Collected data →

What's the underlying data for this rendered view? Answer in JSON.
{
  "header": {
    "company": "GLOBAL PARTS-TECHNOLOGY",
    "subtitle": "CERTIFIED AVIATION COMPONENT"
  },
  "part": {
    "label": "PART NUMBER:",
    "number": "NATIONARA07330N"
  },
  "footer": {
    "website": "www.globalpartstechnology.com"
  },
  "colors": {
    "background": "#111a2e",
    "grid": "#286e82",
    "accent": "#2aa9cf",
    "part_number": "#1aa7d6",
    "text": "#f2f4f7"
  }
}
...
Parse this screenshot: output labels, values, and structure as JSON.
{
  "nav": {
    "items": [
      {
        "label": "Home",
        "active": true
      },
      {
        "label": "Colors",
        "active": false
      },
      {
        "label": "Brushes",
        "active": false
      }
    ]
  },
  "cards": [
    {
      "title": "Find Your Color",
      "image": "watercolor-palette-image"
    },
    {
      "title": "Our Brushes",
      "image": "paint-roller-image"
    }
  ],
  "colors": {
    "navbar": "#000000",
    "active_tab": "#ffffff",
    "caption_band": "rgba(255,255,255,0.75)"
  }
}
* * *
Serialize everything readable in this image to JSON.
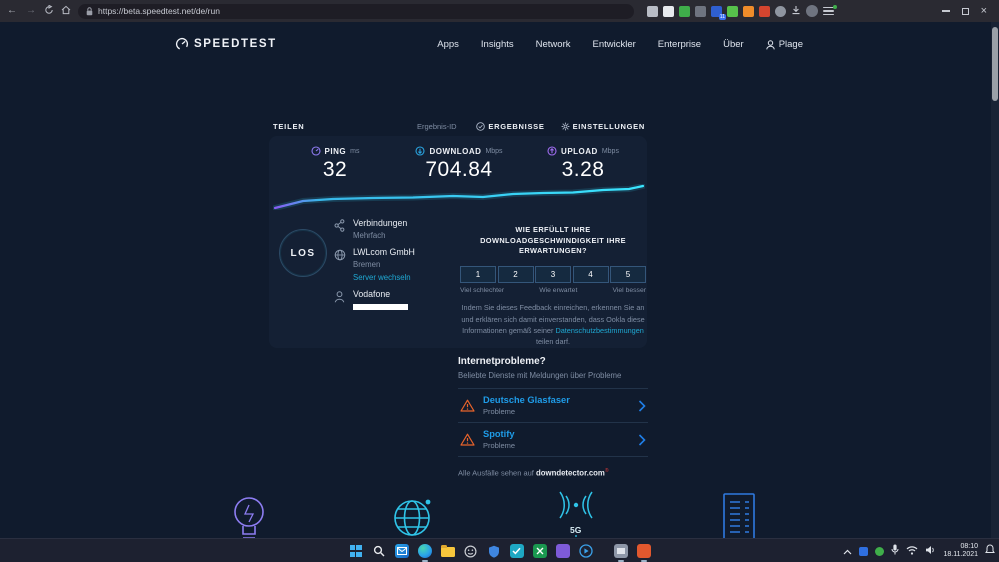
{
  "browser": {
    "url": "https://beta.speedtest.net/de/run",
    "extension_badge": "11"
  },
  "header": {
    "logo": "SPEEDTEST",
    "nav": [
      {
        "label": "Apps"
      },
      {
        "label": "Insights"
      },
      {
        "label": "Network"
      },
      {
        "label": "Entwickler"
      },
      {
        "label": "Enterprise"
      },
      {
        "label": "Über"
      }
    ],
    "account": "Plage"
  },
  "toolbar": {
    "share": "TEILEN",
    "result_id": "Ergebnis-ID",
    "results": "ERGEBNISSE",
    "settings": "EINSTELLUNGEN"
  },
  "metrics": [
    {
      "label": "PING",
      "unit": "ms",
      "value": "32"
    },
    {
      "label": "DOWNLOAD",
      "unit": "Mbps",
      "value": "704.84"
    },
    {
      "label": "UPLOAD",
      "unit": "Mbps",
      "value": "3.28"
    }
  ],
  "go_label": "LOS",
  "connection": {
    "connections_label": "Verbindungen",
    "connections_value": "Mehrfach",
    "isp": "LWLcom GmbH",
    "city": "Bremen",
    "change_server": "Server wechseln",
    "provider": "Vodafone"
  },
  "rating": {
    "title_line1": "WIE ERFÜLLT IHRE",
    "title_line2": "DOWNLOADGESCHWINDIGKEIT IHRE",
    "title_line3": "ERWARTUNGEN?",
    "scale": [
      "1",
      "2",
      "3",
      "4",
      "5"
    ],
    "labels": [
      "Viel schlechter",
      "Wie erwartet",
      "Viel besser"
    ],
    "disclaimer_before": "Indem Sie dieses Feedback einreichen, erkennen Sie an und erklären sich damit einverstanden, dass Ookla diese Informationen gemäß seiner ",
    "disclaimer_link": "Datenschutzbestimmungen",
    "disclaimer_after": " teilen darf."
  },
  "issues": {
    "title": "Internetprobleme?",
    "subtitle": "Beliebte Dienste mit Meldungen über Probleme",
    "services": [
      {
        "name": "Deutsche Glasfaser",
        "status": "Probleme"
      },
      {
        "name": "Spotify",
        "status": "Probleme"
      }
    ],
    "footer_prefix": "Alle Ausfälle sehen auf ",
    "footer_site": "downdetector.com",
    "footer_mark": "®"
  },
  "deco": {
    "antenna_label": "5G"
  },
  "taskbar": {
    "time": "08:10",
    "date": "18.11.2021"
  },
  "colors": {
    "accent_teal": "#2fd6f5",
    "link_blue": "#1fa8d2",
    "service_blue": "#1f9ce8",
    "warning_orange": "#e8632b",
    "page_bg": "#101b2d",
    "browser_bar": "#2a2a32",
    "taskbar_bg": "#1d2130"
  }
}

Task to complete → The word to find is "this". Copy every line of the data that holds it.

Written reply →
What's the underlying data for this rendered view? Answer in JSON.
Parse this screenshot: output labels, values, and structure as JSON.
Serialize everything readable in this image to JSON.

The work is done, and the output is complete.